SUPPLIED RECORDS:
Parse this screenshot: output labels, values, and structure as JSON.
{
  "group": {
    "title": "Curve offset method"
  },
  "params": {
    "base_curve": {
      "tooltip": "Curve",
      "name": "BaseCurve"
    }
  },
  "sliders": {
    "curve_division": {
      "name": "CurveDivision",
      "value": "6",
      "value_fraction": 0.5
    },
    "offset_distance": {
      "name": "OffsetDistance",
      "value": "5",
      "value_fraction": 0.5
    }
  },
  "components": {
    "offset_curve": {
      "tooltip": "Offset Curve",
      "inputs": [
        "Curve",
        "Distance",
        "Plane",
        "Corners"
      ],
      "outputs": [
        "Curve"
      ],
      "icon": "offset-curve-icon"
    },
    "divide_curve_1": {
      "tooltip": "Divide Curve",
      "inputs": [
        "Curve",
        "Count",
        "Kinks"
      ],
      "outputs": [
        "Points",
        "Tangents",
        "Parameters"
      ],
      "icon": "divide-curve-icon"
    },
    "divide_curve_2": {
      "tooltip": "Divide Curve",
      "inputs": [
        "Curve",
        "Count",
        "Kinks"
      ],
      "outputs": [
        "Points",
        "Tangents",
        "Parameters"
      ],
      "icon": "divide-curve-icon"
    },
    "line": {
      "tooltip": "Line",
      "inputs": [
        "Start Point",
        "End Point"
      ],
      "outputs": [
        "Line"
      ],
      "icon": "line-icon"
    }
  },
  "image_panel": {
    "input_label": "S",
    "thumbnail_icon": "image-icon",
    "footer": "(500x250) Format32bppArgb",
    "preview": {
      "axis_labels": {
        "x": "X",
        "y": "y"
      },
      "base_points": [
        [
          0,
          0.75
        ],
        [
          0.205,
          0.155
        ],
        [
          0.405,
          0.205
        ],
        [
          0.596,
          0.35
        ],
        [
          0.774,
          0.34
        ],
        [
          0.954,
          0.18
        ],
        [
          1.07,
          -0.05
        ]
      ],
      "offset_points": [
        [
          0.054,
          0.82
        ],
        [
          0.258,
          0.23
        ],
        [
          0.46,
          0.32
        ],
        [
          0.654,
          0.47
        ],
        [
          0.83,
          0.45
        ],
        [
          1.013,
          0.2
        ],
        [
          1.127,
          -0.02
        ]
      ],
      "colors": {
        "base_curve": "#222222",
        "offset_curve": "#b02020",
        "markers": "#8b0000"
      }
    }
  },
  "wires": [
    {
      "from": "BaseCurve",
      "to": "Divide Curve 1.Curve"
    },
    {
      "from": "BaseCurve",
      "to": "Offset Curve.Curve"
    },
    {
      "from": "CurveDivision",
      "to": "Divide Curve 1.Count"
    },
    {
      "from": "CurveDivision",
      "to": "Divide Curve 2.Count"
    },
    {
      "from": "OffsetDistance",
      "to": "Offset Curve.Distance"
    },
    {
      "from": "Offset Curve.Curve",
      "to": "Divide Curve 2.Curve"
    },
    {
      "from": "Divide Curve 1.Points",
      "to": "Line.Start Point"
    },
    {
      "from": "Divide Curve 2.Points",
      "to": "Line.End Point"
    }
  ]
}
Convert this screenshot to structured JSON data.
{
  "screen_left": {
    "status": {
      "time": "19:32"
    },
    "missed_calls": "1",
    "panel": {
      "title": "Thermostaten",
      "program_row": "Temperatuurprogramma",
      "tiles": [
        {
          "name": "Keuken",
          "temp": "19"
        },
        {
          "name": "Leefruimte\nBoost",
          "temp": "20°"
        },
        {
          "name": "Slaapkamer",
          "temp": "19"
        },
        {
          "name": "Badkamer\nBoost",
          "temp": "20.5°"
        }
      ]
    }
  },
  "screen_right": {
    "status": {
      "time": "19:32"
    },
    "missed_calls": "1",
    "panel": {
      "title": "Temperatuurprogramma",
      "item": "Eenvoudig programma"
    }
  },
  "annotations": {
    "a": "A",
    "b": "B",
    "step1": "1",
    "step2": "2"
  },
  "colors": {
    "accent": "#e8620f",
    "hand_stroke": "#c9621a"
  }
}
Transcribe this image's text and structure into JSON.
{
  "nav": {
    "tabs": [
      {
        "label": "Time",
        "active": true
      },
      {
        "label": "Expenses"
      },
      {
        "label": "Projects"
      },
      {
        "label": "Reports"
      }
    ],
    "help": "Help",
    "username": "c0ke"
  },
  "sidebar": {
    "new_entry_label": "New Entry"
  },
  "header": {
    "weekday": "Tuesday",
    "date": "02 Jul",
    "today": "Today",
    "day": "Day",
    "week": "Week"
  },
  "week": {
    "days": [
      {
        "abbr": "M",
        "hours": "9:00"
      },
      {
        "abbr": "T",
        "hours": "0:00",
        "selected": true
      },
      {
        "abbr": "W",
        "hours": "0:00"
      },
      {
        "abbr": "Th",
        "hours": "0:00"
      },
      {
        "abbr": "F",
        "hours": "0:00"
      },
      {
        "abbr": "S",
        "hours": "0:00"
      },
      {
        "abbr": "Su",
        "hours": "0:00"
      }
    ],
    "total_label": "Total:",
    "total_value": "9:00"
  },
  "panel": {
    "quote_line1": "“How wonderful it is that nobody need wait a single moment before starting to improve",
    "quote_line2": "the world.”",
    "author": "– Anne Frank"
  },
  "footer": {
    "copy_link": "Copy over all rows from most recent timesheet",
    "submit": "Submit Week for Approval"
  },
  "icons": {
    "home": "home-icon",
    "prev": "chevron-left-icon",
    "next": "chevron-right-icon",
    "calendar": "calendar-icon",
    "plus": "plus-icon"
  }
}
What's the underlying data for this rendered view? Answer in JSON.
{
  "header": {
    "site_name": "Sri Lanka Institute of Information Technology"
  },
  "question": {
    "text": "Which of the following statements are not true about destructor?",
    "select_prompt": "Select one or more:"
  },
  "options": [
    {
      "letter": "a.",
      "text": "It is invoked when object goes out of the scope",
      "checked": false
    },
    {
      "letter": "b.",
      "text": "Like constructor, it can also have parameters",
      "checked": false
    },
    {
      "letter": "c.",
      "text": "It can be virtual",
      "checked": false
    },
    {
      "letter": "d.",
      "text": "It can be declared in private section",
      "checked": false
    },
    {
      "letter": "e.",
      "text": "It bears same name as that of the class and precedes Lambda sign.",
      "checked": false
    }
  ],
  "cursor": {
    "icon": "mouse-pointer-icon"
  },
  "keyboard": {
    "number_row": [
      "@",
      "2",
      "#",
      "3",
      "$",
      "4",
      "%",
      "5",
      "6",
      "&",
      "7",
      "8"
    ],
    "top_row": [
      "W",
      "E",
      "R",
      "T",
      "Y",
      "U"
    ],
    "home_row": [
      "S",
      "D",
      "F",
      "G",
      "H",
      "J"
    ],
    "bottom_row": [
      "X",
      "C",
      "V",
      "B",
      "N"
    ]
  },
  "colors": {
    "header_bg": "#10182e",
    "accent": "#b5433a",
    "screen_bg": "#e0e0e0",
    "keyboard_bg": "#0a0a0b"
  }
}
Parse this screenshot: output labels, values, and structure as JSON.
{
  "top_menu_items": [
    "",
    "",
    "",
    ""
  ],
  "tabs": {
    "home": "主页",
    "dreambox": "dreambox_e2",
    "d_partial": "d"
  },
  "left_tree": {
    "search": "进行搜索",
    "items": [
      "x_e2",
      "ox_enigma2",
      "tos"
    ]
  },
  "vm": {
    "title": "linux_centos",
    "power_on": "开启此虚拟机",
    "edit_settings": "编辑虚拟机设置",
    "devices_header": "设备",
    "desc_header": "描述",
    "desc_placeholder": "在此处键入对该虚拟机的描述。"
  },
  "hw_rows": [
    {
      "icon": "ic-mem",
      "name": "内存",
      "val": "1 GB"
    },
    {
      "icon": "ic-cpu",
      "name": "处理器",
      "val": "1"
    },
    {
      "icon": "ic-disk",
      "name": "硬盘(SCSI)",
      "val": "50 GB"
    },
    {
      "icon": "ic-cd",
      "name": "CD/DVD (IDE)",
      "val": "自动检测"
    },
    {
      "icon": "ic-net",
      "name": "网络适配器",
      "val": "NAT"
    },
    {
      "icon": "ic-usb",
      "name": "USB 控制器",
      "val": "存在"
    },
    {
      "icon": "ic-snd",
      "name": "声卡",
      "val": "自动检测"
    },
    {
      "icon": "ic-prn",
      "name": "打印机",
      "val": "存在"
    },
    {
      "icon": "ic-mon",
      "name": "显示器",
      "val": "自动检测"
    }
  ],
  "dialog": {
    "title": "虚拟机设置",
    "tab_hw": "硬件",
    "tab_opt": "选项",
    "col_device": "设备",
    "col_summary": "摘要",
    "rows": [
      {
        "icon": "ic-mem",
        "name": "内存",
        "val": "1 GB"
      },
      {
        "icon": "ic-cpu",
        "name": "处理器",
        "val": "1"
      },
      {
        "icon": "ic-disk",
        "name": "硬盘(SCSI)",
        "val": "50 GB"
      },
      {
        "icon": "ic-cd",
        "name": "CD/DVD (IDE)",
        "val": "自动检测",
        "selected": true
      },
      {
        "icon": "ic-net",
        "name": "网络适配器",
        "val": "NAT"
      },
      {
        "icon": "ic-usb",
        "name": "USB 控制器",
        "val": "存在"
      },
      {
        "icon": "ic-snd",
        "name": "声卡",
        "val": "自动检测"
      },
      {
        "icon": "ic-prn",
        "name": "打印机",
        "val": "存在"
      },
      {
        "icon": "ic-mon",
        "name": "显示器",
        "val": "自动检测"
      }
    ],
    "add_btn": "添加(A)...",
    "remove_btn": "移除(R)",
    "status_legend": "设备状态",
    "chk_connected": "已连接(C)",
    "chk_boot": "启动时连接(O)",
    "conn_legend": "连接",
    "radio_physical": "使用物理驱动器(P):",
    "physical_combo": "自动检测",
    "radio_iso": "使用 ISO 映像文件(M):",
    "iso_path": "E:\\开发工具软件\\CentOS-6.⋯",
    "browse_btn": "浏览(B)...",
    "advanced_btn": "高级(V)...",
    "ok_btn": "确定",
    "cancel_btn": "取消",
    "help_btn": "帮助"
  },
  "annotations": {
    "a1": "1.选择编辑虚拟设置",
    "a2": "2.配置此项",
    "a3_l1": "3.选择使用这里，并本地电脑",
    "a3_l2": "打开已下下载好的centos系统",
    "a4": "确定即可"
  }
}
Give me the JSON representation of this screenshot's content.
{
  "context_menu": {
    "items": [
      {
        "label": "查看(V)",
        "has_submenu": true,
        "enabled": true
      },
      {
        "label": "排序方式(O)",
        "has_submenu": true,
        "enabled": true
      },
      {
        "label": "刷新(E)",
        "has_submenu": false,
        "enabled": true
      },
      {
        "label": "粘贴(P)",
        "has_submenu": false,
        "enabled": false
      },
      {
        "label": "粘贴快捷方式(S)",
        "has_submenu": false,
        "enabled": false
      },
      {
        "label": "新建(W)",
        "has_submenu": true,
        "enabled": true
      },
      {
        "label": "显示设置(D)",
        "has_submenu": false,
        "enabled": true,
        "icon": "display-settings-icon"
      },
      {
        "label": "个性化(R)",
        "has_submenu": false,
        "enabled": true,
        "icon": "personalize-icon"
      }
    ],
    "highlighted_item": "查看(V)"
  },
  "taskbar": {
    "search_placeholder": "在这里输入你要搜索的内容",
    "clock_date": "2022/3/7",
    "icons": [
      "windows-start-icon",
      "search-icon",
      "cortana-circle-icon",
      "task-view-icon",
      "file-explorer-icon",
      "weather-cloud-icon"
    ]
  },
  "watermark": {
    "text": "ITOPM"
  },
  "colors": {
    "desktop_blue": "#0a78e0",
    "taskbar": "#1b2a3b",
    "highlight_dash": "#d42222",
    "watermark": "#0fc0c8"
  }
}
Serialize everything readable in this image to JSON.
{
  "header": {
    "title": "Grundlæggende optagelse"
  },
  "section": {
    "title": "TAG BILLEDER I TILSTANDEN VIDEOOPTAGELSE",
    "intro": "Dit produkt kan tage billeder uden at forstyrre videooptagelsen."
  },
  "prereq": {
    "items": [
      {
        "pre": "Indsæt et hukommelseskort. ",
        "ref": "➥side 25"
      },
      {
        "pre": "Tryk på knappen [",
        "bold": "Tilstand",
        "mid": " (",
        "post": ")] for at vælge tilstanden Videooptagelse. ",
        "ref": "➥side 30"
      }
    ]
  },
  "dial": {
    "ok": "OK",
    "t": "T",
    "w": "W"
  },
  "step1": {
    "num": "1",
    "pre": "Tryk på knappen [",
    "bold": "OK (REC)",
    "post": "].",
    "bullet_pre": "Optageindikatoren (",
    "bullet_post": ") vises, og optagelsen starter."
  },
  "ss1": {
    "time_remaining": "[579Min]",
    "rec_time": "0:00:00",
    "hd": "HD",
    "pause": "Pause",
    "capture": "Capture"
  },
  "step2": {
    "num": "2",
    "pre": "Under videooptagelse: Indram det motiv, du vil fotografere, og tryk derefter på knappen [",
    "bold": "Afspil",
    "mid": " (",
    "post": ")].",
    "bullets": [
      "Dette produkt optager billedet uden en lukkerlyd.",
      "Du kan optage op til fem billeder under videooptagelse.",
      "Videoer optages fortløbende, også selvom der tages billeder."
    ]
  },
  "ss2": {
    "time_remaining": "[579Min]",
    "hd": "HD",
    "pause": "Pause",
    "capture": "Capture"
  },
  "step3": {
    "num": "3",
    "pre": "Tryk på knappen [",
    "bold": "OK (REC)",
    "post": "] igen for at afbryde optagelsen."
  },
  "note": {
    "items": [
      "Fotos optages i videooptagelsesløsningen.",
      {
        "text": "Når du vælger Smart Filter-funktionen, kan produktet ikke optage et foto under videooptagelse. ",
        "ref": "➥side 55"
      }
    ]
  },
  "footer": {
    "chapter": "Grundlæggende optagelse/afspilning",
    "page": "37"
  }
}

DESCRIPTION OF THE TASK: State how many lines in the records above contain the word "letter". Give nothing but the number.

ANSWER FOR THIS EXERCISE: 5